**INFORMATION SUPPLIED**
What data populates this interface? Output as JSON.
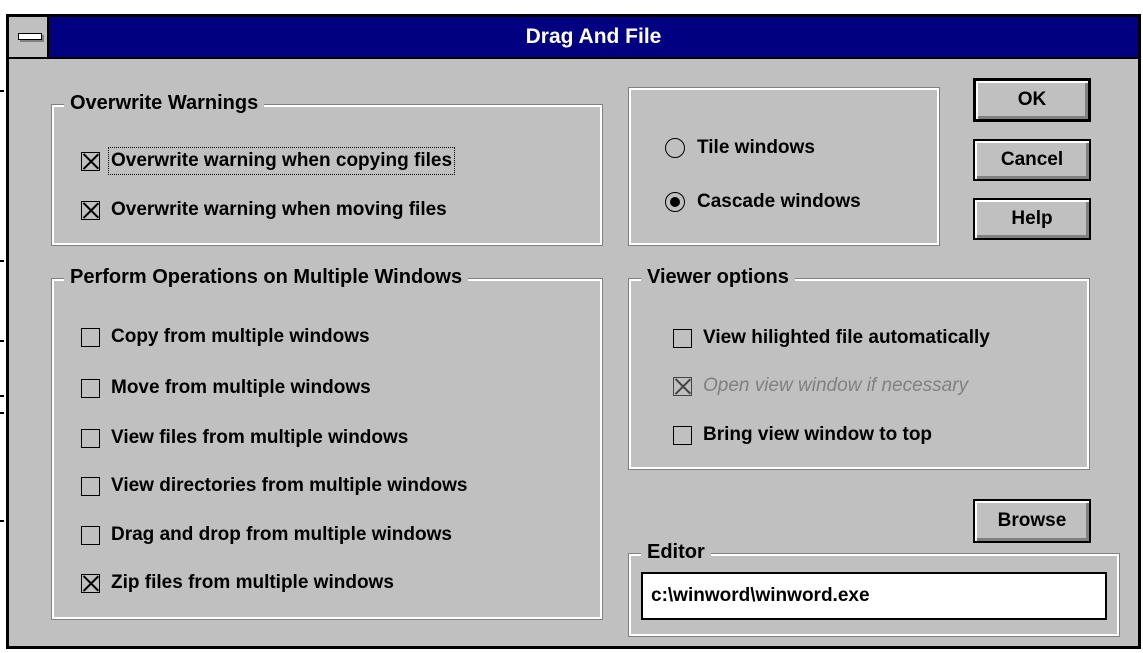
{
  "window": {
    "title": "Drag And File"
  },
  "overwrite_group": {
    "legend": "Overwrite Warnings",
    "items": [
      {
        "label": "Overwrite warning when copying files",
        "checked": true
      },
      {
        "label": "Overwrite warning when moving files",
        "checked": true
      }
    ]
  },
  "window_layout": {
    "items": [
      {
        "label": "Tile windows",
        "selected": false
      },
      {
        "label": "Cascade windows",
        "selected": true
      }
    ]
  },
  "buttons": {
    "ok": "OK",
    "cancel": "Cancel",
    "help": "Help",
    "browse": "Browse"
  },
  "multi_windows_group": {
    "legend": "Perform Operations on Multiple Windows",
    "items": [
      {
        "label": "Copy from multiple windows",
        "checked": false
      },
      {
        "label": "Move from multiple windows",
        "checked": false
      },
      {
        "label": "View files from multiple windows",
        "checked": false
      },
      {
        "label": "View directories from multiple windows",
        "checked": false
      },
      {
        "label": "Drag and drop from multiple windows",
        "checked": false
      },
      {
        "label": "Zip files from multiple windows",
        "checked": true
      }
    ]
  },
  "viewer_group": {
    "legend": "Viewer options",
    "items": [
      {
        "label": "View hilighted file automatically",
        "checked": false,
        "enabled": true
      },
      {
        "label": "Open view window if necessary",
        "checked": true,
        "enabled": false
      },
      {
        "label": "Bring view window to top",
        "checked": false,
        "enabled": true
      }
    ]
  },
  "editor_group": {
    "legend": "Editor",
    "value": "c:\\winword\\winword.exe"
  },
  "colors": {
    "titlebar": "#000080",
    "face": "#c0c0c0"
  }
}
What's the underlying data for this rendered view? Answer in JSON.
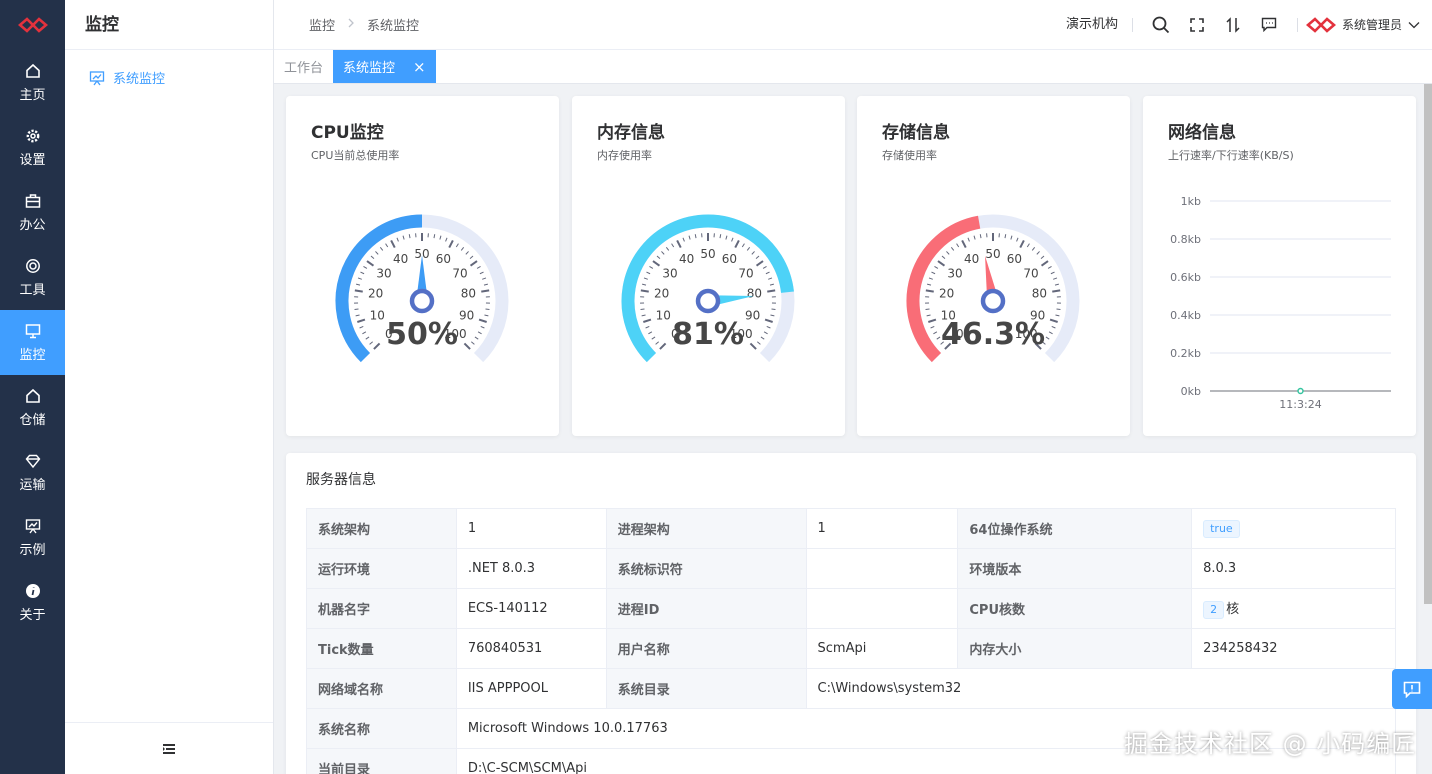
{
  "sidebar": {
    "items": [
      {
        "label": "主页",
        "icon": "home-icon"
      },
      {
        "label": "设置",
        "icon": "gear-icon"
      },
      {
        "label": "办公",
        "icon": "briefcase-icon"
      },
      {
        "label": "工具",
        "icon": "lifebuoy-icon"
      },
      {
        "label": "监控",
        "icon": "monitor-icon",
        "active": true
      },
      {
        "label": "仓储",
        "icon": "warehouse-icon"
      },
      {
        "label": "运输",
        "icon": "diamond-icon"
      },
      {
        "label": "示例",
        "icon": "presentation-icon"
      },
      {
        "label": "关于",
        "icon": "info-icon"
      }
    ]
  },
  "submenu": {
    "title": "监控",
    "items": [
      {
        "label": "系统监控",
        "icon": "chart-board-icon"
      }
    ]
  },
  "header": {
    "breadcrumb": [
      "监控",
      "系统监控"
    ],
    "org": "演示机构",
    "user": "系统管理员",
    "icons": [
      "search-icon",
      "fullscreen-icon",
      "sort-icon",
      "message-icon"
    ]
  },
  "tabs": [
    {
      "label": "工作台"
    },
    {
      "label": "系统监控",
      "active": true,
      "close": "×"
    }
  ],
  "cards": {
    "cpu": {
      "title": "CPU监控",
      "subtitle": "CPU当前总使用率",
      "value": 50,
      "display": "50%",
      "color": "#3d9cf5"
    },
    "memory": {
      "title": "内存信息",
      "subtitle": "内存使用率",
      "value": 81,
      "display": "81%",
      "color": "#4dd2f7"
    },
    "storage": {
      "title": "存储信息",
      "subtitle": "存储使用率",
      "value": 46.3,
      "display": "46.3%",
      "color": "#f96d77"
    },
    "network": {
      "title": "网络信息",
      "subtitle": "上行速率/下行速率(KB/S)"
    }
  },
  "gauge_ticks": [
    "0",
    "10",
    "20",
    "30",
    "40",
    "50",
    "60",
    "70",
    "80",
    "90",
    "100"
  ],
  "chart_data": {
    "type": "line",
    "x": [
      "11:3:24"
    ],
    "series": [
      {
        "values": [
          0
        ]
      }
    ],
    "y_ticks": [
      "0kb",
      "0.2kb",
      "0.4kb",
      "0.6kb",
      "0.8kb",
      "1kb"
    ],
    "ylim": [
      0,
      1
    ],
    "grid": true
  },
  "server": {
    "title": "服务器信息",
    "rows": [
      [
        {
          "k": "系统架构",
          "v": "1"
        },
        {
          "k": "进程架构",
          "v": "1"
        },
        {
          "k": "64位操作系统",
          "v": "true",
          "tag": true
        }
      ],
      [
        {
          "k": "运行环境",
          "v": ".NET 8.0.3"
        },
        {
          "k": "系统标识符",
          "v": ""
        },
        {
          "k": "环境版本",
          "v": "8.0.3"
        }
      ],
      [
        {
          "k": "机器名字",
          "v": "ECS-140112"
        },
        {
          "k": "进程ID",
          "v": ""
        },
        {
          "k": "CPU核数",
          "v": "2",
          "suffix": "核",
          "tag": true
        }
      ],
      [
        {
          "k": "Tick数量",
          "v": "760840531"
        },
        {
          "k": "用户名称",
          "v": "ScmApi"
        },
        {
          "k": "内存大小",
          "v": "234258432"
        }
      ],
      [
        {
          "k": "网络域名称",
          "v": "IIS APPPOOL"
        },
        {
          "k": "系统目录",
          "v": "C:\\Windows\\system32",
          "span": 3
        }
      ],
      [
        {
          "k": "系统名称",
          "v": "Microsoft Windows 10.0.17763",
          "span": 5
        }
      ],
      [
        {
          "k": "当前目录",
          "v": "D:\\C-SCM\\SCM\\Api",
          "span": 5
        }
      ]
    ]
  },
  "watermark": "掘金技术社区 @ 小码编匠"
}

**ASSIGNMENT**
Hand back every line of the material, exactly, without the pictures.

**ANSWER BOX**
What data populates this interface? Output as JSON.
{
  "window": {
    "title": "Drag And File"
  },
  "overwrite_group": {
    "legend": "Overwrite Warnings",
    "items": [
      {
        "label": "Overwrite warning when copying files",
        "checked": true
      },
      {
        "label": "Overwrite warning when moving files",
        "checked": true
      }
    ]
  },
  "window_layout": {
    "items": [
      {
        "label": "Tile windows",
        "selected": false
      },
      {
        "label": "Cascade windows",
        "selected": true
      }
    ]
  },
  "buttons": {
    "ok": "OK",
    "cancel": "Cancel",
    "help": "Help",
    "browse": "Browse"
  },
  "multi_windows_group": {
    "legend": "Perform Operations on Multiple Windows",
    "items": [
      {
        "label": "Copy from multiple windows",
        "checked": false
      },
      {
        "label": "Move from multiple windows",
        "checked": false
      },
      {
        "label": "View files from multiple windows",
        "checked": false
      },
      {
        "label": "View directories from multiple windows",
        "checked": false
      },
      {
        "label": "Drag and drop from multiple windows",
        "checked": false
      },
      {
        "label": "Zip files from multiple windows",
        "checked": true
      }
    ]
  },
  "viewer_group": {
    "legend": "Viewer options",
    "items": [
      {
        "label": "View hilighted file automatically",
        "checked": false,
        "enabled": true
      },
      {
        "label": "Open view window if necessary",
        "checked": true,
        "enabled": false
      },
      {
        "label": "Bring view window to top",
        "checked": false,
        "enabled": true
      }
    ]
  },
  "editor_group": {
    "legend": "Editor",
    "value": "c:\\winword\\winword.exe"
  },
  "colors": {
    "titlebar": "#000080",
    "face": "#c0c0c0"
  }
}
What's the underlying data for this rendered view? Answer in JSON.
{
  "sidebar": {
    "items": [
      {
        "label": "主页",
        "icon": "home-icon"
      },
      {
        "label": "设置",
        "icon": "gear-icon"
      },
      {
        "label": "办公",
        "icon": "briefcase-icon"
      },
      {
        "label": "工具",
        "icon": "lifebuoy-icon"
      },
      {
        "label": "监控",
        "icon": "monitor-icon",
        "active": true
      },
      {
        "label": "仓储",
        "icon": "warehouse-icon"
      },
      {
        "label": "运输",
        "icon": "diamond-icon"
      },
      {
        "label": "示例",
        "icon": "presentation-icon"
      },
      {
        "label": "关于",
        "icon": "info-icon"
      }
    ]
  },
  "submenu": {
    "title": "监控",
    "items": [
      {
        "label": "系统监控",
        "icon": "chart-board-icon"
      }
    ]
  },
  "header": {
    "breadcrumb": [
      "监控",
      "系统监控"
    ],
    "org": "演示机构",
    "user": "系统管理员",
    "icons": [
      "search-icon",
      "fullscreen-icon",
      "sort-icon",
      "message-icon"
    ]
  },
  "tabs": [
    {
      "label": "工作台"
    },
    {
      "label": "系统监控",
      "active": true,
      "close": "×"
    }
  ],
  "cards": {
    "cpu": {
      "title": "CPU监控",
      "subtitle": "CPU当前总使用率",
      "value": 50,
      "display": "50%",
      "color": "#3d9cf5"
    },
    "memory": {
      "title": "内存信息",
      "subtitle": "内存使用率",
      "value": 81,
      "display": "81%",
      "color": "#4dd2f7"
    },
    "storage": {
      "title": "存储信息",
      "subtitle": "存储使用率",
      "value": 46.3,
      "display": "46.3%",
      "color": "#f96d77"
    },
    "network": {
      "title": "网络信息",
      "subtitle": "上行速率/下行速率(KB/S)"
    }
  },
  "gauge_ticks": [
    "0",
    "10",
    "20",
    "30",
    "40",
    "50",
    "60",
    "70",
    "80",
    "90",
    "100"
  ],
  "chart_data": {
    "type": "line",
    "x": [
      "11:3:24"
    ],
    "series": [
      {
        "values": [
          0
        ]
      }
    ],
    "y_ticks": [
      "0kb",
      "0.2kb",
      "0.4kb",
      "0.6kb",
      "0.8kb",
      "1kb"
    ],
    "ylim": [
      0,
      1
    ],
    "grid": true
  },
  "server": {
    "title": "服务器信息",
    "rows": [
      [
        {
          "k": "系统架构",
          "v": "1"
        },
        {
          "k": "进程架构",
          "v": "1"
        },
        {
          "k": "64位操作系统",
          "v": "true",
          "tag": true
        }
      ],
      [
        {
          "k": "运行环境",
          "v": ".NET 8.0.3"
        },
        {
          "k": "系统标识符",
          "v": ""
        },
        {
          "k": "环境版本",
          "v": "8.0.3"
        }
      ],
      [
        {
          "k": "机器名字",
          "v": "ECS-140112"
        },
        {
          "k": "进程ID",
          "v": ""
        },
        {
          "k": "CPU核数",
          "v": "2",
          "suffix": "核",
          "tag": true
        }
      ],
      [
        {
          "k": "Tick数量",
          "v": "760840531"
        },
        {
          "k": "用户名称",
          "v": "ScmApi"
        },
        {
          "k": "内存大小",
          "v": "234258432"
        }
      ],
      [
        {
          "k": "网络域名称",
          "v": "IIS APPPOOL"
        },
        {
          "k": "系统目录",
          "v": "C:\\Windows\\system32",
          "span": 3
        }
      ],
      [
        {
          "k": "系统名称",
          "v": "Microsoft Windows 10.0.17763",
          "span": 5
        }
      ],
      [
        {
          "k": "当前目录",
          "v": "D:\\C-SCM\\SCM\\Api",
          "span": 5
        }
      ]
    ]
  },
  "watermark": "掘金技术社区 @ 小码编匠"
}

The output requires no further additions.